Sunday, July 22, 2007

"In praise of psalmody"

According to Greg Dixon, some of the benefits of Psalm-singing are:

"You never have to wonder if you’re singing false doctrine...Since the psalms cover the full range of human experience as well as the fullness of God’s attributes, the worshiper has an ample and extensive vocabulary for worship: praise, thanksgiving, supplication, complaint, sorrow, confession, penitence, imprecation, outrage, testimony and messianic prophecy...Joy comes from knowing you are being obedient to the New Testament exhortations to sing psalms...Psalm-singing enriches and enhances your private worship as well as the public worship of God."

Read the rest of
In praise of psalmody. -- The Gospel Outpost 29 May 2007


Bro. Matt said...

I've been wondering something for awhile. Wouldn't it be nice to put music to the Psalms and sing them? (I know that has already been done to many of them, but what about the rest?) We would definitely know that the song is scriptural!

R. L. Vaughn said...

I think it is a great idea. In fact, I've tried it with a few Scriptures. It's a lot harder than with a metrical hymn (at least it is for me).

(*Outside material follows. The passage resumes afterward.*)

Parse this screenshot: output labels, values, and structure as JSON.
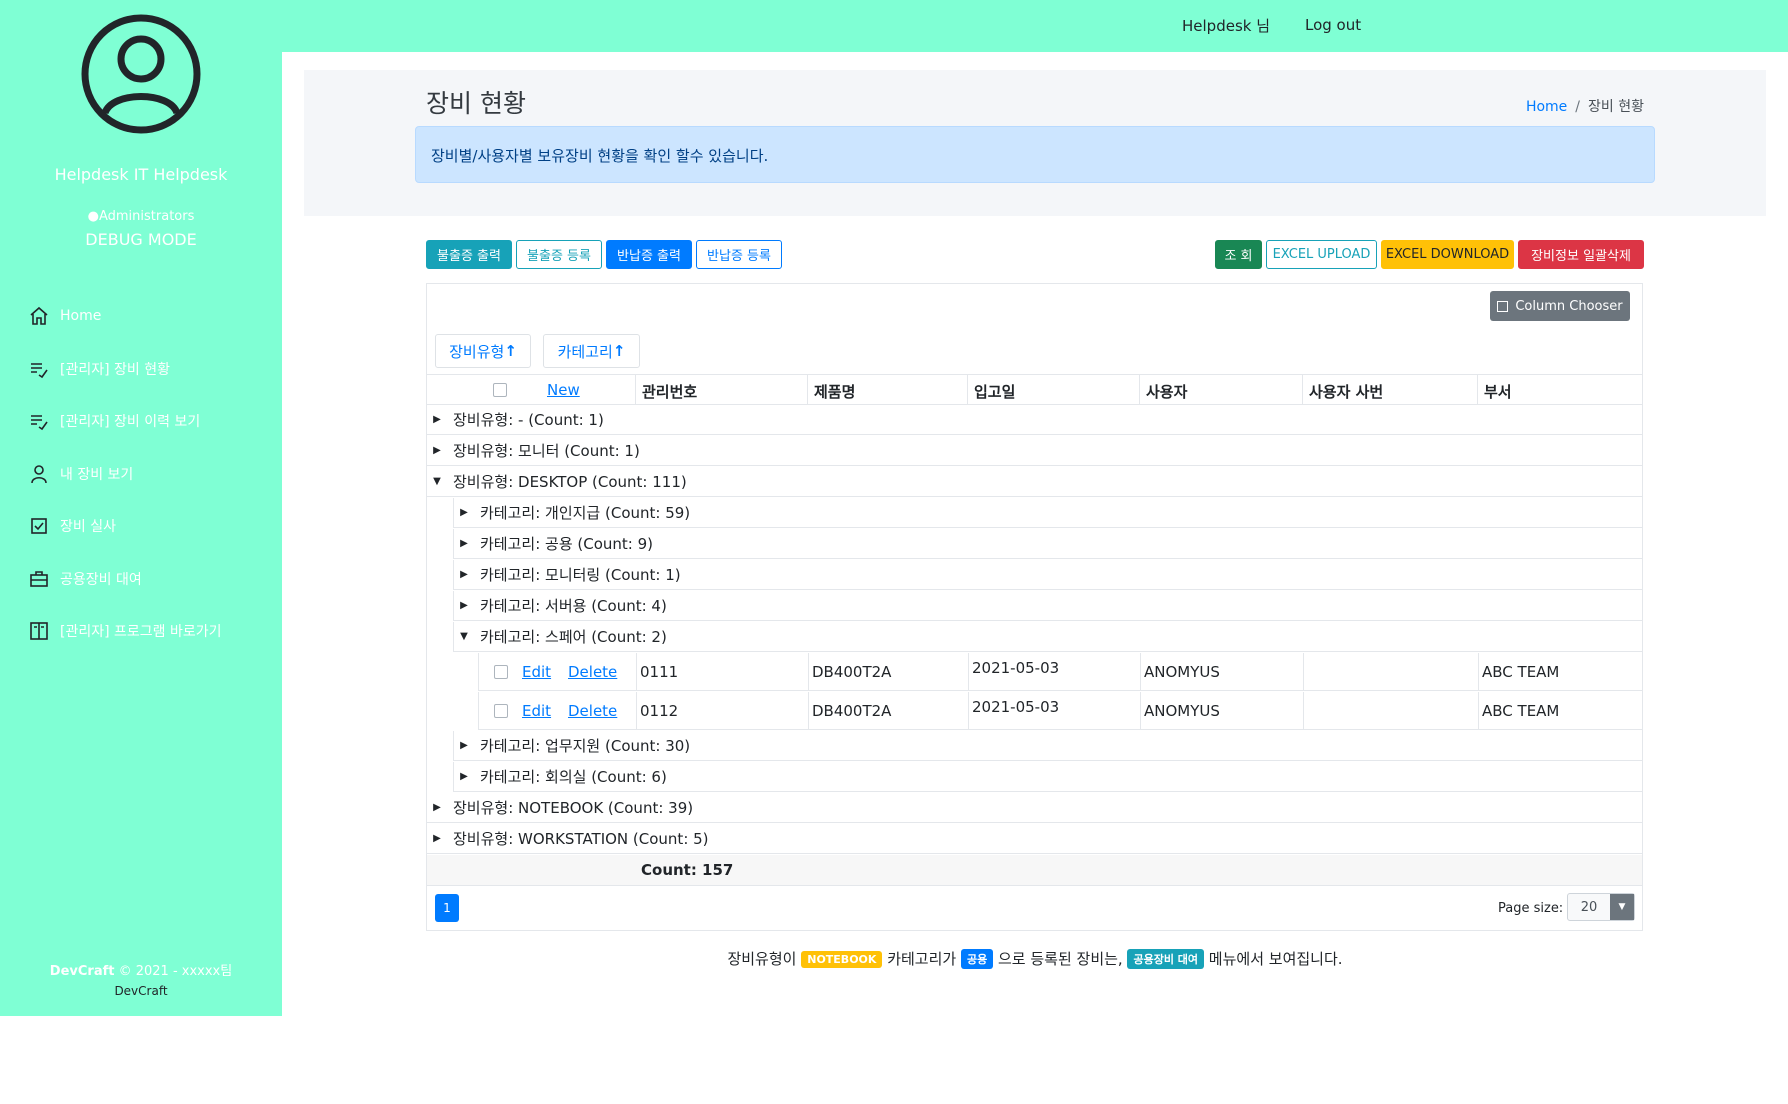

Of course, all of the Psalms at some time or another have been paraphrased into metrical versions, and some denominations print psalters with these hymns and tunes for them. But I guess I'm assuming you mean the prose versions as found in the Bible? That's what I'm referring to in the first paragraph. I know a Primitive Baptist preacher who comes up with tunes for Psalms as found in the King James Version. They sing his tunes with some of the Psalms at a couple of churches where he preaches. But these are (as far as I know) just committed to memory and not written down.

Singing the Scriptures is a great idea whose time evidently hasn't come yet? or has already passed? Maybe a new generation can find the way.